Piercing the Corporate Veil in a Limited Liability Company

Corporations, limited liability companies and limited partnerships are all entities created by statute to limit the liability of owners to the amount of their investments. Although corporations have received bad press recently because of politicians and certain Supreme Court justices taking the idea that corporations are legal people too far for some, they are a vital part of the economic framework of our society.

However, one area in which these entities are clearly not people is if they are set up as shams to hide from liability.  A concept developed called “piercing the corporate veil,” by which a creditor can go after individual owners if certain standards are met.  For corporations, some states, like New York, have statutory grounds for holding certain large shareholders liable for unpaid wages, and there are circumstances in which the Federal government can look through the entity for back payroll taxes, but most of the concern has involved entities that are undercapitalized.  Until recently, though, it has not been entirely clear how one could “pierce the LLC veil.”  Single-member LLCs should take notice.

In the Advanced Custom Builders bankruptcy case from Iowa, plaintiffs had entered into a contract with defendant, a single member LLC, for construction of a home.  Defendant was operated as many single member LLCs are: no meetings, no minutes, no board or other governing body, no one other than the sole member being authorized to act on behalf of the company and no separate office other than one in the owner’s basement.  As is not uncommon (it shows up often in forensic accounting in divorce cases), Defendant commingled funds, paying owner’s personal expenses from the entity.  Defendant accepted some payments, began construction, ran out of funds and defaulted.  Plaintiff then finished up the job on their own and tried to address all the mechanics liens filed by unpaid subcontractors.  Owner filed for Chapter 7 bankruptcy and Plaintiff sought to pierce the corporate veil and have their claims exempted from the bankruptcy discharge for fraud.

The court’s analysis under Iowa law found that the LLC was indeed a sham, largely due to undercapitalization (always easy to determine in retrospect), the lack of formality typical of single person LLCs and the failure to keep personal and business finances separate.  The court spent a great deal of time on the dischargeability of the debt – the LLC was not eligible by statute, and a separate discussion around intention to deceive versus negligent operation of the business came out poorly for the business owner.

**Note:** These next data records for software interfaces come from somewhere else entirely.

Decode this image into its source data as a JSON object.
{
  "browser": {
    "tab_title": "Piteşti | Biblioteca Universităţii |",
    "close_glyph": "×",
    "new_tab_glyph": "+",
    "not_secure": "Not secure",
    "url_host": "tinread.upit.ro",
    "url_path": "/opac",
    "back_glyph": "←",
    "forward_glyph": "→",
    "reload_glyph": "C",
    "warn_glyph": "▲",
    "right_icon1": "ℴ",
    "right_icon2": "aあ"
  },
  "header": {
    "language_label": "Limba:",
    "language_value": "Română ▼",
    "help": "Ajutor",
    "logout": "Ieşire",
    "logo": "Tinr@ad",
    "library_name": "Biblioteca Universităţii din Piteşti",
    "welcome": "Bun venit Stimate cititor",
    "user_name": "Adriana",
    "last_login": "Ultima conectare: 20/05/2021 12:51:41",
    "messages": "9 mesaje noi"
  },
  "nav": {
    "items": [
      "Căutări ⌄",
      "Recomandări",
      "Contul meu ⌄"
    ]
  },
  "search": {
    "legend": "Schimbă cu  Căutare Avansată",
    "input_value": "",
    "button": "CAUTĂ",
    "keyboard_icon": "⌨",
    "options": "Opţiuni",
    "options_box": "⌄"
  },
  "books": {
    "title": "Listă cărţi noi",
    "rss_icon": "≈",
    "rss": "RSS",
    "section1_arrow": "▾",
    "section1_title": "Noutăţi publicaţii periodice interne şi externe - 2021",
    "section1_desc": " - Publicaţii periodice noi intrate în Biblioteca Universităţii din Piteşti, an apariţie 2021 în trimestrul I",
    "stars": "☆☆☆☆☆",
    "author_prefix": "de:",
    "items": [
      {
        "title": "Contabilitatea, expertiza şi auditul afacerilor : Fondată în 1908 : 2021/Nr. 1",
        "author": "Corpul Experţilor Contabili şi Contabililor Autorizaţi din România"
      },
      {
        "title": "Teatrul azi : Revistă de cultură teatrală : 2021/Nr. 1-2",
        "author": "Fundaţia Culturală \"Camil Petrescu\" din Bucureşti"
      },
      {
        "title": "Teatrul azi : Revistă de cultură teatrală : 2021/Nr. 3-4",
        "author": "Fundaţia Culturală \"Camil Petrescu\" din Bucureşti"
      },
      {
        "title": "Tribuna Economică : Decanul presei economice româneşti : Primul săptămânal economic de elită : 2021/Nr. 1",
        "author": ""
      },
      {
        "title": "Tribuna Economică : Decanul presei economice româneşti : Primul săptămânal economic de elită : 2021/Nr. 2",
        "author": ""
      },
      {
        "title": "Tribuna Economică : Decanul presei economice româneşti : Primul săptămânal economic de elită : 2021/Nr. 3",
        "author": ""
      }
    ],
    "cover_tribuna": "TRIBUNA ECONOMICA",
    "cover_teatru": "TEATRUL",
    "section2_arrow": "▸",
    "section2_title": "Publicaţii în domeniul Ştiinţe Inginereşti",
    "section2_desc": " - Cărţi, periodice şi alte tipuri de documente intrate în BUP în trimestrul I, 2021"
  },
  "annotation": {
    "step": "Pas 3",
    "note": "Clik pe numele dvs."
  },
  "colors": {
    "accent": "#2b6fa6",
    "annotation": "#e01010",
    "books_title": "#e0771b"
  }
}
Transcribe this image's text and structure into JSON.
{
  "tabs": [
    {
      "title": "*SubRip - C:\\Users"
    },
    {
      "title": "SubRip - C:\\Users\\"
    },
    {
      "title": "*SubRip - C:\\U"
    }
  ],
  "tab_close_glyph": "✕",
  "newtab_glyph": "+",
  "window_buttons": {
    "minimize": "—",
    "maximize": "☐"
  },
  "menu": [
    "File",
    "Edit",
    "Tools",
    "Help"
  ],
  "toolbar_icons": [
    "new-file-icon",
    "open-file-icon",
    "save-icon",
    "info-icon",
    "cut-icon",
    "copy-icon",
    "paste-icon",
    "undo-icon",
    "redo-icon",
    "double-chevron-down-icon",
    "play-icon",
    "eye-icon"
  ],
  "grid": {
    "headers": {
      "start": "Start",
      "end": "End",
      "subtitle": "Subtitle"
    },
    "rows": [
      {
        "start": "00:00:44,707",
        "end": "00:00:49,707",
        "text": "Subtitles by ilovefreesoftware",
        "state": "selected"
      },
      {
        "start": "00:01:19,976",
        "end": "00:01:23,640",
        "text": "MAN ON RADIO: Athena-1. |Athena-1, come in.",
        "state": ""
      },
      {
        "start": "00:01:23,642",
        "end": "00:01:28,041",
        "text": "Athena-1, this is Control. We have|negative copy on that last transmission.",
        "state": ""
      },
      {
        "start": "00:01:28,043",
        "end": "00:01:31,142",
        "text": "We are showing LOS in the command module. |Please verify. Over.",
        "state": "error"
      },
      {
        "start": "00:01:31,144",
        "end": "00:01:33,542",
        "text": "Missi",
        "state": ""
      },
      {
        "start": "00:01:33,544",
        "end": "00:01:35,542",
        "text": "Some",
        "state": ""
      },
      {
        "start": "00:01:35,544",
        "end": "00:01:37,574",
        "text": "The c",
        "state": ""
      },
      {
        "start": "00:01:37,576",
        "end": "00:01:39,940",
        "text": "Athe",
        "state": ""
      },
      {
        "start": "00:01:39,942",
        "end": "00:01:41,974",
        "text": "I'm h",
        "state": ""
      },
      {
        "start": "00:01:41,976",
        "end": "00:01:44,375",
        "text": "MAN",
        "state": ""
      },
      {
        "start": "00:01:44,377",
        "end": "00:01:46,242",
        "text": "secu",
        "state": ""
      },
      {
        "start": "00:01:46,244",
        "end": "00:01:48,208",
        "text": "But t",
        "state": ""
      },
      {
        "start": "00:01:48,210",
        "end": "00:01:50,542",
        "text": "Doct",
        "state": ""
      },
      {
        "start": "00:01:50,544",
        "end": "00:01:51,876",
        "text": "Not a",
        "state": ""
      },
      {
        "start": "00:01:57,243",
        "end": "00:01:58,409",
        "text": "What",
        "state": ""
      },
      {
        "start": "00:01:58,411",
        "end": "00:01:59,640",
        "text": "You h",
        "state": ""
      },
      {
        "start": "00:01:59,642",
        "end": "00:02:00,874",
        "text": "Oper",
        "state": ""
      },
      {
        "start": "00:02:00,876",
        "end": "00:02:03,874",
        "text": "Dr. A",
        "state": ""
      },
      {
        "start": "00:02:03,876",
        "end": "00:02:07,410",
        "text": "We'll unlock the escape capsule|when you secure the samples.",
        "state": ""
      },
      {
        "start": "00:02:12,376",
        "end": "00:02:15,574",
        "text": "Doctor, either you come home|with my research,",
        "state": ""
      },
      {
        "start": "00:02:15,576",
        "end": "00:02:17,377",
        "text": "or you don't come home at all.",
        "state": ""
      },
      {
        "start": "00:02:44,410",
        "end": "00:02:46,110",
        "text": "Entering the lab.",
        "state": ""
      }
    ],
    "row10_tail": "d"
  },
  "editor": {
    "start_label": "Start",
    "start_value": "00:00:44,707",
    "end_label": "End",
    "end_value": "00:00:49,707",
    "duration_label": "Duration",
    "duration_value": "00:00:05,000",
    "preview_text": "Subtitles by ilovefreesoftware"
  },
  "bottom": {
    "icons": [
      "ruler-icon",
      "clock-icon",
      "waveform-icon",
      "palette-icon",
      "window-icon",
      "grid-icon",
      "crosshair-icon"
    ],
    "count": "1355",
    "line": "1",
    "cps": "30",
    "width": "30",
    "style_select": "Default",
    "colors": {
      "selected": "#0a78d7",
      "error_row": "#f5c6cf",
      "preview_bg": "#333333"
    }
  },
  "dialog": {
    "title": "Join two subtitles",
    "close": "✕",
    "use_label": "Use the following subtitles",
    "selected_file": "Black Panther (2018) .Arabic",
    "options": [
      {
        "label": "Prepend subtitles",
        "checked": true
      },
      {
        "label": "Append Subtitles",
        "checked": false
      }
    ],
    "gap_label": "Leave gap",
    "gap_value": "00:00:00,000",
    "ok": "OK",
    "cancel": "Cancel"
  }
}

The moral of the story is that single member LLCs need to be careful.  They should have separate bank accounts and separate accounting from their owners.  They should be sure to pay any payroll taxes. As with corporations, they need to be adequately capitalized, and they should keep a minute book documenting major decisions.  Sole owners should even consider whether they could benefit from an even more formal structure like a board of directors, even if the owner and his or her spouse are the main participants.